I know most of us are frustrated by short range spawns. Regardless of how you feel personally, we can’t deny that Ludia implemented them for a reason (yes, even they do everything for a reason, even if that reason isn’t remotely logical). Reading @OrigamiRobot 's article about short range spawns, they hit on a point that I hadn’t considered before: that short range spawns were added to prevent diluting the spawn pools. Did they succeed in this? Given that local spawns are rarer than ever, I’d say probably not. Nonetheless, the problem of having too many spawns at once is one that should be addressed, and I think I came up with an alternative solution to short range spawns.
The idea is basically to split the global spawn pool in half, creating two new pools of “regional” spawns. “Regions” would correspond to the existing local zones/areas in the game, with Region 1 applying in zones 1 and 3, and Region 2 applying in zones 2 and 4. These regions would rotate with their respective zones every month, so you would be in a different region every other month. A select few dinos would remain true global spawns, but very few compared to before. While this does mean that you won’t be able to dart every global spawn from home anymore, this is also exactly the point: to reduce the number of potential spawns at any one location at a given time from what it is now. Currently, during the day in any given zone, there are 47 possible dinosaurs that can spawn. Introducing regions reduces this number down to 35, with only 10 possible common spawns instead of 16-17. And unlike short range spawns, all regional spawns can be scented, and the monthly rotation ensures that all players will have equal access to them over time.

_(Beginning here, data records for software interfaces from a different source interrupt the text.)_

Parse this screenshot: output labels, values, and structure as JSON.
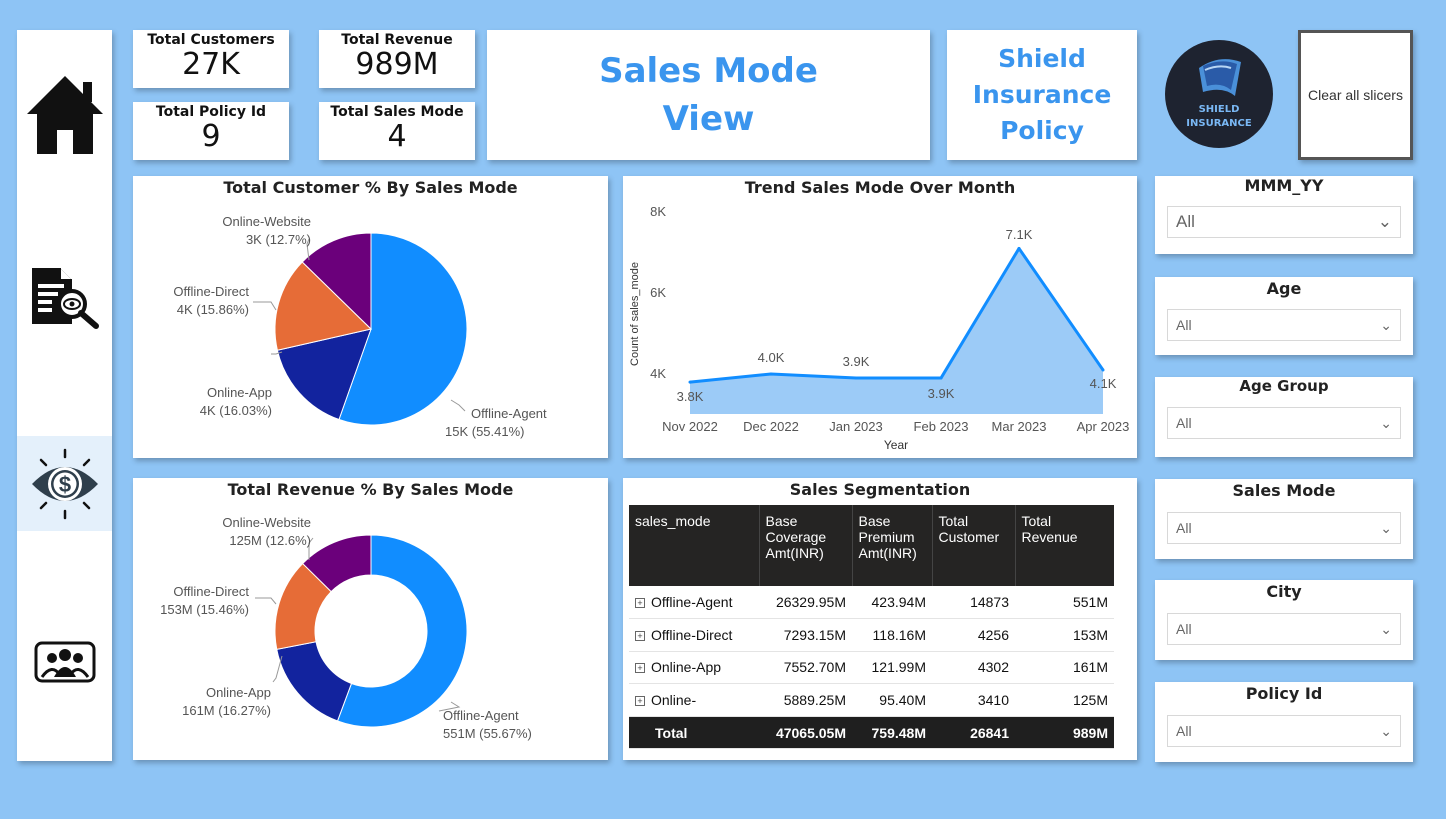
{
  "kpis": [
    {
      "label": "Total Customers",
      "value": "27K"
    },
    {
      "label": "Total Revenue",
      "value": "989M"
    },
    {
      "label": "Total Policy Id",
      "value": "9"
    },
    {
      "label": "Total Sales Mode",
      "value": "4"
    }
  ],
  "header": {
    "page_title_line1": "Sales Mode",
    "page_title_line2": "View",
    "brand_line1": "Shield",
    "brand_line2": "Insurance",
    "brand_line3": "Policy",
    "logo_line1": "SHIELD",
    "logo_line2": "INSURANCE",
    "clear_button": "Clear all slicers"
  },
  "nav": {
    "icons": [
      "home-icon",
      "document-search-icon",
      "dollar-eye-icon",
      "customers-icon"
    ],
    "active_index": 2
  },
  "customer_pie": {
    "title": "Total Customer % By Sales Mode",
    "labels": [
      {
        "name": "Offline-Agent",
        "detail": "15K (55.41%)"
      },
      {
        "name": "Online-App",
        "detail": "4K (16.03%)"
      },
      {
        "name": "Offline-Direct",
        "detail": "4K (15.86%)"
      },
      {
        "name": "Online-Website",
        "detail": "3K (12.7%)"
      }
    ]
  },
  "revenue_donut": {
    "title": "Total Revenue % By Sales Mode",
    "labels": [
      {
        "name": "Offline-Agent",
        "detail": "551M (55.67%)"
      },
      {
        "name": "Online-App",
        "detail": "161M (16.27%)"
      },
      {
        "name": "Offline-Direct",
        "detail": "153M (15.46%)"
      },
      {
        "name": "Online-Website",
        "detail": "125M (12.6%)"
      }
    ]
  },
  "trend": {
    "title": "Trend Sales Mode Over Month",
    "y_ticks": [
      "8K",
      "6K",
      "4K"
    ],
    "point_labels": [
      "3.8K",
      "4.0K",
      "3.9K",
      "3.9K",
      "7.1K",
      "4.1K"
    ],
    "xlabel": "Year",
    "ylabel": "Count of sales_mode"
  },
  "table": {
    "title": "Sales Segmentation",
    "headers": [
      "sales_mode",
      "Base Coverage Amt(INR)",
      "Base Premium Amt(INR)",
      "Total Customer",
      "Total Revenue"
    ],
    "rows": [
      [
        "Offline-Agent",
        "26329.95M",
        "423.94M",
        "14873",
        "551M"
      ],
      [
        "Offline-Direct",
        "7293.15M",
        "118.16M",
        "4256",
        "153M"
      ],
      [
        "Online-App",
        "7552.70M",
        "121.99M",
        "4302",
        "161M"
      ],
      [
        "Online-",
        "5889.25M",
        "95.40M",
        "3410",
        "125M"
      ]
    ],
    "total": [
      "Total",
      "47065.05M",
      "759.48M",
      "26841",
      "989M"
    ]
  },
  "slicers": [
    {
      "title": "MMM_YY",
      "value": "All"
    },
    {
      "title": "Age",
      "value": "All"
    },
    {
      "title": "Age Group",
      "value": "All"
    },
    {
      "title": "Sales Mode",
      "value": "All"
    },
    {
      "title": "City",
      "value": "All"
    },
    {
      "title": "Policy Id",
      "value": "All"
    }
  ],
  "chart_data": [
    {
      "type": "pie",
      "title": "Total Customer % By Sales Mode",
      "categories": [
        "Offline-Agent",
        "Online-App",
        "Offline-Direct",
        "Online-Website"
      ],
      "values": [
        55.41,
        16.03,
        15.86,
        12.7
      ],
      "display_values": [
        "15K",
        "4K",
        "4K",
        "3K"
      ],
      "colors": [
        "#118dff",
        "#12239e",
        "#e66c37",
        "#6b007b"
      ]
    },
    {
      "type": "pie",
      "title": "Total Revenue % By Sales Mode",
      "categories": [
        "Offline-Agent",
        "Online-App",
        "Offline-Direct",
        "Online-Website"
      ],
      "values": [
        55.67,
        16.27,
        15.46,
        12.6
      ],
      "display_values": [
        "551M",
        "161M",
        "153M",
        "125M"
      ],
      "colors": [
        "#118dff",
        "#12239e",
        "#e66c37",
        "#6b007b"
      ]
    },
    {
      "type": "area",
      "title": "Trend Sales Mode Over Month",
      "categories": [
        "Nov 2022",
        "Dec 2022",
        "Jan 2023",
        "Feb 2023",
        "Mar 2023",
        "Apr 2023"
      ],
      "series": [
        {
          "values": [
            3800,
            4000,
            3900,
            3900,
            7100,
            4100
          ]
        }
      ],
      "xlabel": "Year",
      "ylabel": "Count of sales_mode",
      "ylim": [
        3000,
        8000
      ],
      "color": "#118dff"
    }
  ]
}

Here are some images detailing the new spawns:
In determining which global spawns would go to each region, I tried to make each region equal in terms of the number of each rarity, and the overall usefulness/desirability of each creature. I also made a point to split up hybrid pairs. For example, Dimetrodon Gen 2 can no longer be found in the same places as Monolophosaurus Gen 2, and Dracorex Gen 2 can no longer be found in the same places as Triceratops Gen 2. As such, some of the local spawns have changed quite a bit, but I think they’re still balanced between each local. This means that no matter what hybrid you’re working on, there’s usually one ingredient you’ll need that can’t be found in your zone. This encourages players to travel to other zones to hunt for dinosaurs, which seems to be another goal Ludia had in mind with short range spawns. Again though, the rotation of regions ensures that all players will still be able to obtain these dinos quite easily.

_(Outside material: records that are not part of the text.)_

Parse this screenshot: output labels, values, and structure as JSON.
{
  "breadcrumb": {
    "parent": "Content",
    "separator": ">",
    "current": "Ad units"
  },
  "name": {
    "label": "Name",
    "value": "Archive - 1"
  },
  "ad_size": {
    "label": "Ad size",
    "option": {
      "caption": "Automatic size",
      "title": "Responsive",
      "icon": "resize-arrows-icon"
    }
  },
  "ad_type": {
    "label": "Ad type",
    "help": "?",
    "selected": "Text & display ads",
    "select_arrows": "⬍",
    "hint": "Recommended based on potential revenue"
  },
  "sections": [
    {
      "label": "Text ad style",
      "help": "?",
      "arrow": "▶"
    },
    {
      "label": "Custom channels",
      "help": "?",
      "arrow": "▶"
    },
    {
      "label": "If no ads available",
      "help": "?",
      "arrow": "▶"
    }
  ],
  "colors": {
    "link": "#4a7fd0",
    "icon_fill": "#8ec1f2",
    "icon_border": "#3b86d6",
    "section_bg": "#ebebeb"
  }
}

As for short range spawns, I eliminated them entirely. However, dinos of higher rarities would still have higher spawn rates in short range/proximity spawns than in long range spawns/scents, making using scents less productive for finding rarer dinos (but still not impossible for any particular dino). Parasaurolophus Lux would be a global night/dawn/dusk spawn. Amphicyon, Gorgonops, and Megistotherium would each be added to an open slot in different local zones. The new dinos added in patch 2.2 made the spawns in each zone uneven, with some zones needing new Anytime commons, anytime rares, and/or day epics. These are the openings that Amphicyon, Gorgonops, and Megistotherium filled. I labeled open local slots that still need to be filled with “Dino X” on the spreadsheet. These openings would ideally be filled by new dinosaurs in the near future.
What do you think of the idea of splitting global spawns into “regions”? Do you agree with how I divided up the spawns? Please let me know!
- I like them
- They’re good, but need some changes
- They’re not great, but could be improved with some changes
- I don’t like them